Hanson next contends that his late arrival at trial, which was witnessed by the jury, denied him a fair trial. We review de novo the issue whether a defendant's right to a fair trial is violated because of jury prejudice. See United States v. Halliburton, 870 F.2d 557, 558 (9th Cir. 1989) (Halliburton) .
On the first day of trial, the United States Marshals neglected to bring Hanson to court on time. He arrived 30 minutes late, after the prospective jurors from which the jury was chosen had already been brought into court. When Hanson arrived, the court apologized for the delay and instructed the prospective jurors that the delay had been caused by government personnel and that it was not the fault of the defendant.
Subsequently, Hanson's counsel made an unambiguous objection to the delay caused by the Marshals, but did not move for a mistrial.
No case has been cited to us addressing the issue of whether the defendant's late arrival in court can so prejudice a jury as to deny the defendant a fair trial. However, there is authority regarding defendants who are viewed by the jury in custody, or wearing handcuffs or shackles. See, e.g., id. at 559-62; United States v. Steel, 759 F.2d 706, 710 (9th Cir. 1985). The question in these cases is whether the jury's knowledge that the defendant is in custody or under restraint is inherently prejudicial and, if not, whether the defendant has made an affirmative showing of prejudice. Halliburton, 870 F.2d at 559-60. We have held that the brief viewing of a defendant in handcuffs or surrounded by marshals is not inherently prejudicial. Id. at 560-61. Similarly, we do not believe that the short period of tardiness here resulted in inherent prejudice to the defendant.
Absent inherent prejudice, the defendant bears the burden of showing that he was actually prejudiced. See id. at 559-60. No such showing was made here. Counsel did not even request voir dire of the jury regarding any possible prejudice resulting from Hanson's late arrival.
Moreover, the record indicates that Hanson likely suffered no prejudice whatsoever. Hanson himself later testified that he had been in custody since his arrest. Thus, any inference drawn by the jury from Hanson's tardiness that he was being held in custody would have been supplied by Hanson's own admission. See Corley v. Cardwell, 544 F.2d 349, 352 & n. 1 (9th Cir. 1976), cert. denied, 429 U.S. 1048 (1977).
In addition, the judge promptly instructed the prospective jurors that the delay was the fault of government personnel. Thus, the court's instructions regarding fault combined with the jury's knowledge that Hanson was in custody sufficed to cure any possible jury prejudice stemming from Hanson's tardiness.

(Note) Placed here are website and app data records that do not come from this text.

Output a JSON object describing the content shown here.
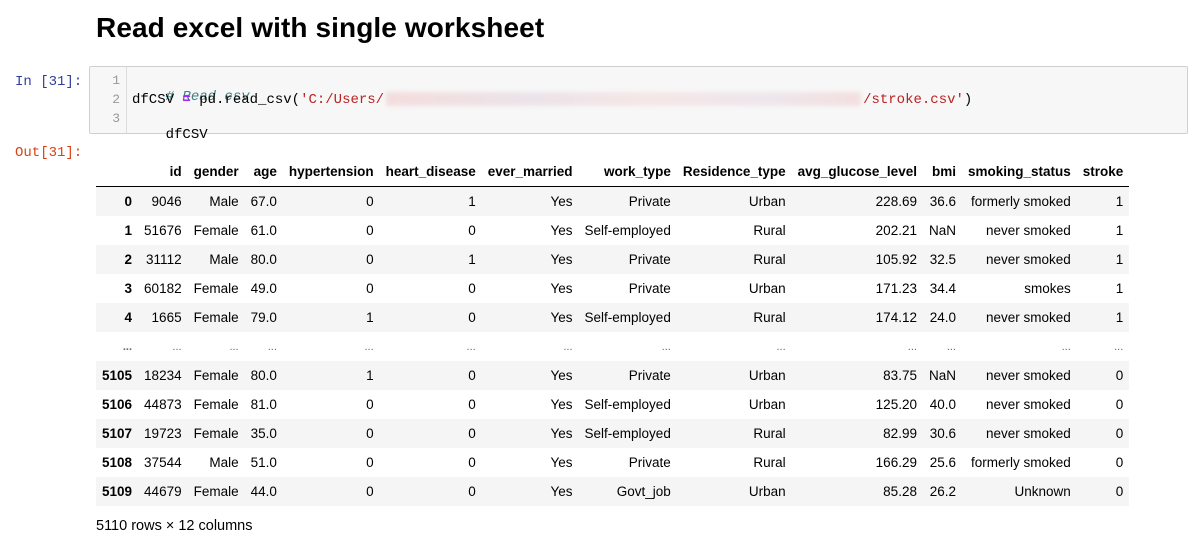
{
  "heading": "Read excel with single worksheet",
  "in_prompt": "In [31]:",
  "out_prompt": "Out[31]:",
  "code": {
    "line_numbers": [
      "1",
      "2",
      "3"
    ],
    "line1": "# Read csv",
    "line2_var": "dfCSV",
    "line2_eq": "=",
    "line2_call": "pd.read_csv(",
    "line2_str_start": "'C:/Users/",
    "line2_str_end": "/stroke.csv'",
    "line2_close": ")",
    "line3": "dfCSV"
  },
  "table": {
    "columns": [
      "",
      "id",
      "gender",
      "age",
      "hypertension",
      "heart_disease",
      "ever_married",
      "work_type",
      "Residence_type",
      "avg_glucose_level",
      "bmi",
      "smoking_status",
      "stroke"
    ],
    "rows": [
      [
        "0",
        "9046",
        "Male",
        "67.0",
        "0",
        "1",
        "Yes",
        "Private",
        "Urban",
        "228.69",
        "36.6",
        "formerly smoked",
        "1"
      ],
      [
        "1",
        "51676",
        "Female",
        "61.0",
        "0",
        "0",
        "Yes",
        "Self-employed",
        "Rural",
        "202.21",
        "NaN",
        "never smoked",
        "1"
      ],
      [
        "2",
        "31112",
        "Male",
        "80.0",
        "0",
        "1",
        "Yes",
        "Private",
        "Rural",
        "105.92",
        "32.5",
        "never smoked",
        "1"
      ],
      [
        "3",
        "60182",
        "Female",
        "49.0",
        "0",
        "0",
        "Yes",
        "Private",
        "Urban",
        "171.23",
        "34.4",
        "smokes",
        "1"
      ],
      [
        "4",
        "1665",
        "Female",
        "79.0",
        "1",
        "0",
        "Yes",
        "Self-employed",
        "Rural",
        "174.12",
        "24.0",
        "never smoked",
        "1"
      ],
      [
        "...",
        "...",
        "...",
        "...",
        "...",
        "...",
        "...",
        "...",
        "...",
        "...",
        "...",
        "...",
        "..."
      ],
      [
        "5105",
        "18234",
        "Female",
        "80.0",
        "1",
        "0",
        "Yes",
        "Private",
        "Urban",
        "83.75",
        "NaN",
        "never smoked",
        "0"
      ],
      [
        "5106",
        "44873",
        "Female",
        "81.0",
        "0",
        "0",
        "Yes",
        "Self-employed",
        "Urban",
        "125.20",
        "40.0",
        "never smoked",
        "0"
      ],
      [
        "5107",
        "19723",
        "Female",
        "35.0",
        "0",
        "0",
        "Yes",
        "Self-employed",
        "Rural",
        "82.99",
        "30.6",
        "never smoked",
        "0"
      ],
      [
        "5108",
        "37544",
        "Male",
        "51.0",
        "0",
        "0",
        "Yes",
        "Private",
        "Rural",
        "166.29",
        "25.6",
        "formerly smoked",
        "0"
      ],
      [
        "5109",
        "44679",
        "Female",
        "44.0",
        "0",
        "0",
        "Yes",
        "Govt_job",
        "Urban",
        "85.28",
        "26.2",
        "Unknown",
        "0"
      ]
    ]
  },
  "footer": "5110 rows × 12 columns"
}
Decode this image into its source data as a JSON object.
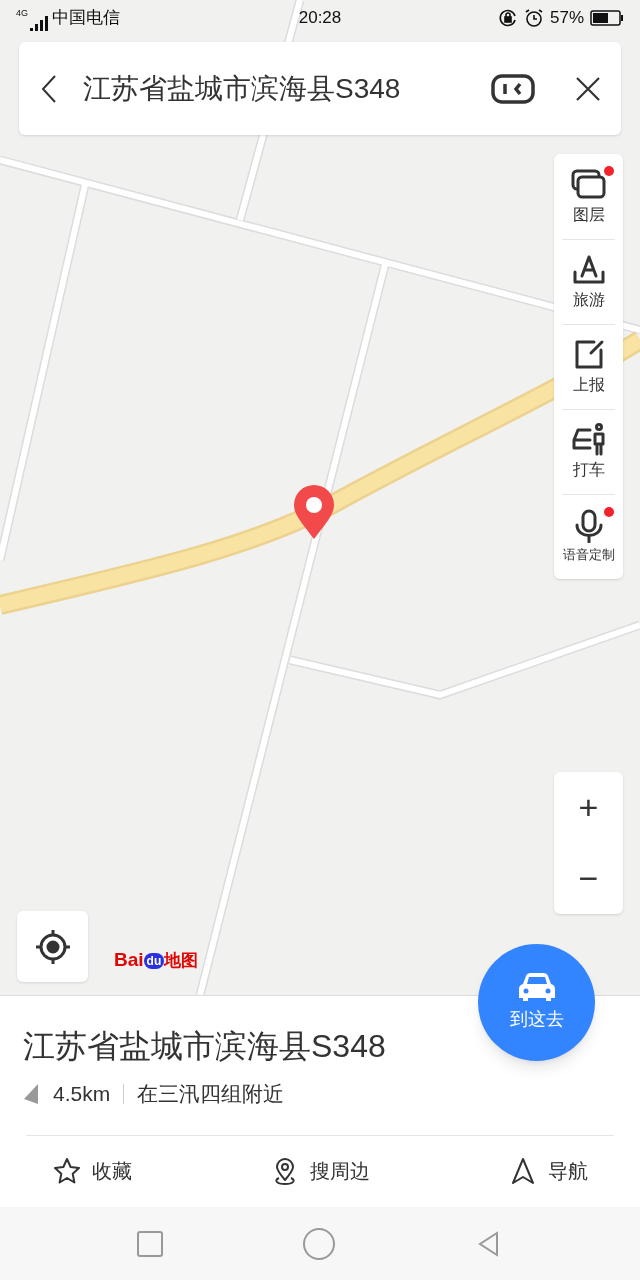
{
  "status_bar": {
    "network": "4G",
    "carrier": "中国电信",
    "time": "20:28",
    "battery": "57%"
  },
  "search_bar": {
    "query": "江苏省盐城市滨海县S348"
  },
  "side_tools": [
    {
      "kind": "layers",
      "label": "图层",
      "badge": true
    },
    {
      "kind": "travel",
      "label": "旅游",
      "badge": false
    },
    {
      "kind": "report",
      "label": "上报",
      "badge": false
    },
    {
      "kind": "taxi",
      "label": "打车",
      "badge": false
    },
    {
      "kind": "voice",
      "label": "语音定制",
      "badge": true
    }
  ],
  "zoom_controls": [
    "+",
    "−"
  ],
  "map_logo": {
    "part_1": "Bai",
    "part_2": "du",
    "part_3": "地图"
  },
  "go_button": {
    "label": "到这去"
  },
  "place": {
    "title": "江苏省盐城市滨海县S348",
    "distance": "4.5km",
    "nearby": "在三汛四组附近"
  },
  "actions": [
    {
      "kind": "star",
      "label": "收藏"
    },
    {
      "kind": "pin",
      "label": "搜周边"
    },
    {
      "kind": "navigate",
      "label": "导航"
    }
  ],
  "nav_bar": [
    {
      "kind": "recents"
    },
    {
      "kind": "home"
    },
    {
      "kind": "back"
    }
  ]
}
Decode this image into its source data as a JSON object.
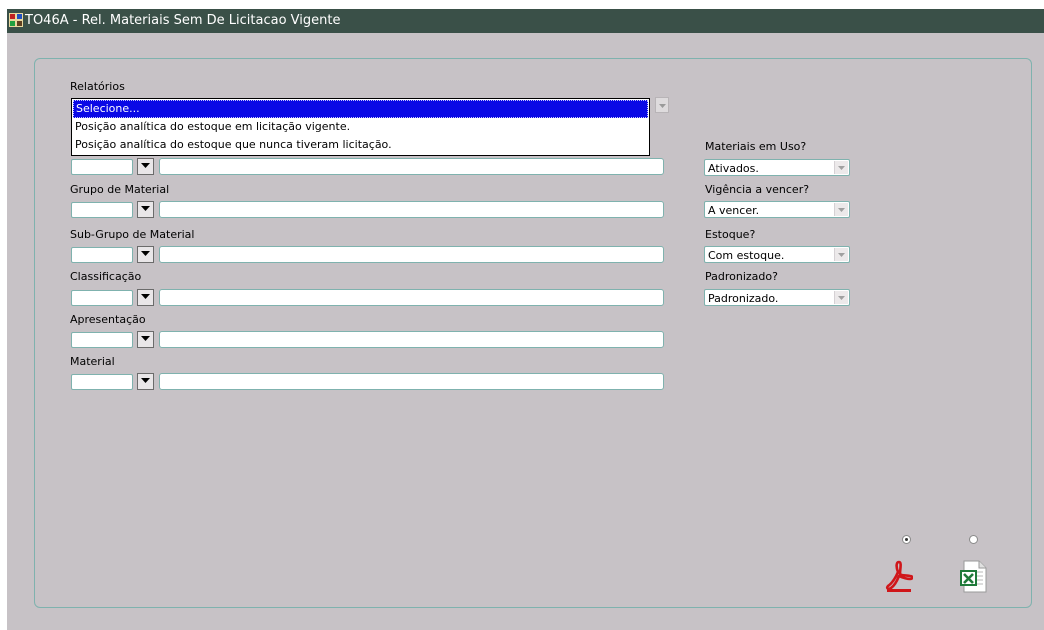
{
  "window": {
    "title": "TO46A - Rel. Materiais Sem De Licitacao Vigente",
    "icon": "oracle-forms-app-icon"
  },
  "relatorios": {
    "label": "Relatórios",
    "options": [
      "Selecione...",
      "Posição analítica do estoque em licitação vigente.",
      "Posição analítica do estoque que nunca tiveram licitação."
    ],
    "selected_index": 0
  },
  "fields": {
    "grupo": {
      "label": "Grupo de Material",
      "code": "",
      "description": ""
    },
    "subgrupo": {
      "label": "Sub-Grupo de Material",
      "code": "",
      "description": ""
    },
    "classificacao": {
      "label": "Classificação",
      "code": "",
      "description": ""
    },
    "apresentacao": {
      "label": "Apresentação",
      "code": "",
      "description": ""
    },
    "material": {
      "label": "Material",
      "code": "",
      "description": ""
    }
  },
  "filters": {
    "materiais_uso": {
      "label": "Materiais em Uso?",
      "value": "Ativados."
    },
    "vigencia": {
      "label": "Vigência a vencer?",
      "value": "A vencer."
    },
    "estoque": {
      "label": "Estoque?",
      "value": "Com estoque."
    },
    "padronizado": {
      "label": "Padronizado?",
      "value": "Padronizado."
    }
  },
  "output_format": {
    "options": [
      {
        "name": "pdf",
        "icon": "pdf-icon",
        "checked": true
      },
      {
        "name": "excel",
        "icon": "excel-icon",
        "checked": false
      }
    ]
  },
  "colors": {
    "titlebar": "#3a5048",
    "background": "#c7c2c6",
    "field_border": "#7fb2ae",
    "selection": "#0a09e6"
  }
}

Cf. Halliburton, 870 F.2d at 562.
Hanson was not denied a fair trial. See id. at 560-62. We therefore affirm his convictions.
The district court ordered Hanson to pay a special assessment of $50.00 on each count pursuant to 18 U.S.C. § 3013. In United States v. Munoz-Flores, 863 F.2d 654 (9th Cir. 1988), we recently held that section 3013 was passed in violation of the origination clause of the United States Constitution. Therefore, we vacate the special assessments imposed on Hanson. See United States v. Anguiano, No. 87-5319, slip op. 4777, 4791 (9th Cir. May 5, 1989).
AFFIRMED IN PART, VACATED IN PART.
Note: This disposition is not appropriate for publication and may not be cited to or by the Courts of this Circuit except as provided by Ninth Circuit Rule 36-3.
The panel is unanimously of the opinion that oral argument is not required in this case. Fed. R. App. P. 34(a)